NF -- It looks to me like if they get this done they are also going to move onto the National Forest land. I know there is also a lawsuit there. Do you plan on making a comment to the court on the 27th of October as far as on this issue?
ME -- We have been phrasing a number of comments to submit. We haven't found one suitable yet. But we will calm down in a while and then we will be able to get one together(laughter).
NF -- What is the status on the reorganization of the IRS, and what is your feeling on flat tax and national sales use tax? Where do you stand on this?
ME -- I want to make the taxes simpler and fairer for everybody. I am willing to look at any solution that anybody has out there. I think what we are going to have to do to actually arrive at a solution is backup and take a look at tax policy. We are going to have to decide what it is that we are trying to do besides raise money. Once we have a tax policy, then we can establish the way that we want to do the taxes. I know that there are people out there in Wyoming, because I am back there almost every weekend, who would like to see the consumption tax. One of the problems with the consumption tax is that in those states that collect sales tax, and almost all of them do, there aren't two states that collect them the same way? If you impose the federal sales tax on top of that, how do people react when you charge the federal tax on some things and the state sales tax on others and not always the same. I have ran into a lot of opposition to that, plus it can become an accumulative tax too where at every single step of the process a sales tax is put on. By the time it gets to a non-manufacturing state like Wyoming, we are paying maybe 20-30 percent more for our product. That does not go well with me. On the flat tax the problem that I have ran into is that everybody loves a flat tax as long as it has two exceptions and everybody does not agree what those two exceptions ought to be. Primarily they would like the flat tax as long as it has the exemption for their home interest and charitable deduction. But there is not even a majority that would agree with those two exemptions. That is the problem we run into when we talk about simplifying taxes. Each of us can see it from our own perspectives but we are going to have to get to a little bit more of a statewide-nationwide solution before we can get a majority of people who see it anyway. I think that if we backup to going to a tax policy deciding what it is we are trying to do (such as) make sure that everybody owns a home, encourage people to go into business, see that kids can go to school, those things, once they are designed or become policy, then we can come up with ways through the tax law to make sure that they happen. Do it so that the tax law is simple. That has to be the overriding principle in the whole thing, that we finally get back to a system where people have some capability for understanding how they are being taxed.
JL -- What is your take on the new plan to allow people to hunt bison, is this going to take care of the problem or is there a better solution?

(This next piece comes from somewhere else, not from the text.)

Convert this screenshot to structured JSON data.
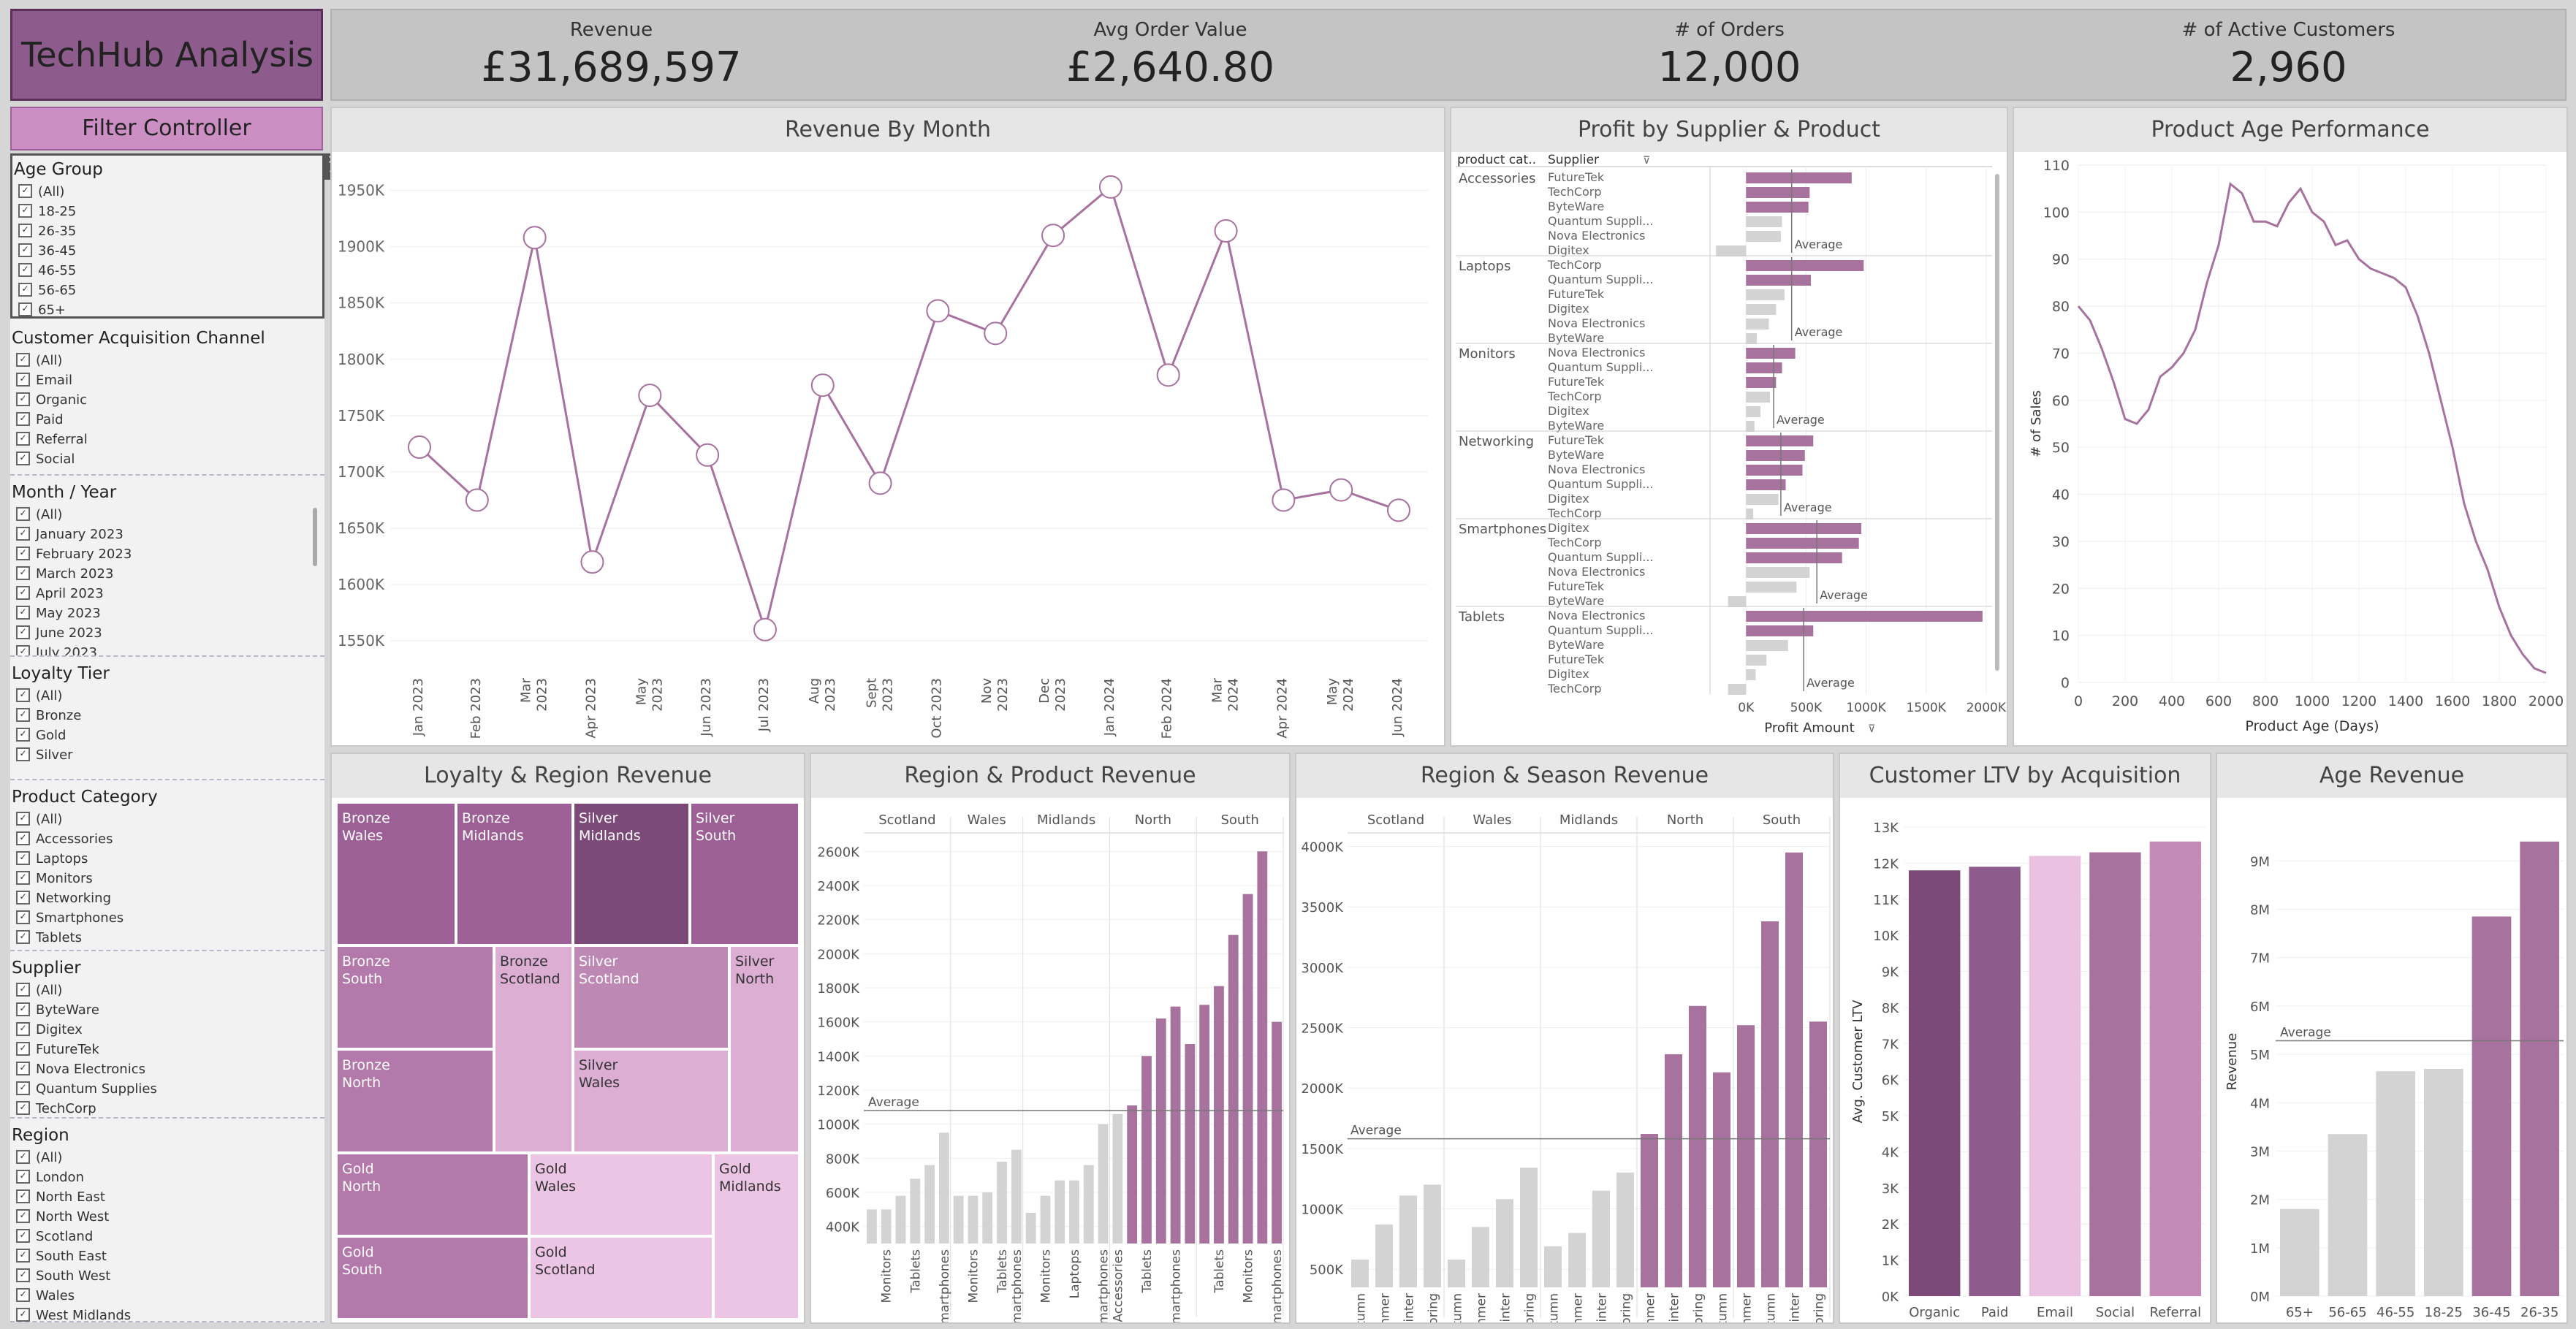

ME -- Well, I am anxious to see what the people come up with for ideas on it. Certainly in Wyoming hunting has been a way of game management and hunting is an acceptable way to provide sport as well as provide people with food and to make sure that the animals are not starving to death. So there are a lot of things to it, and I hope that the public gets involved in the debate.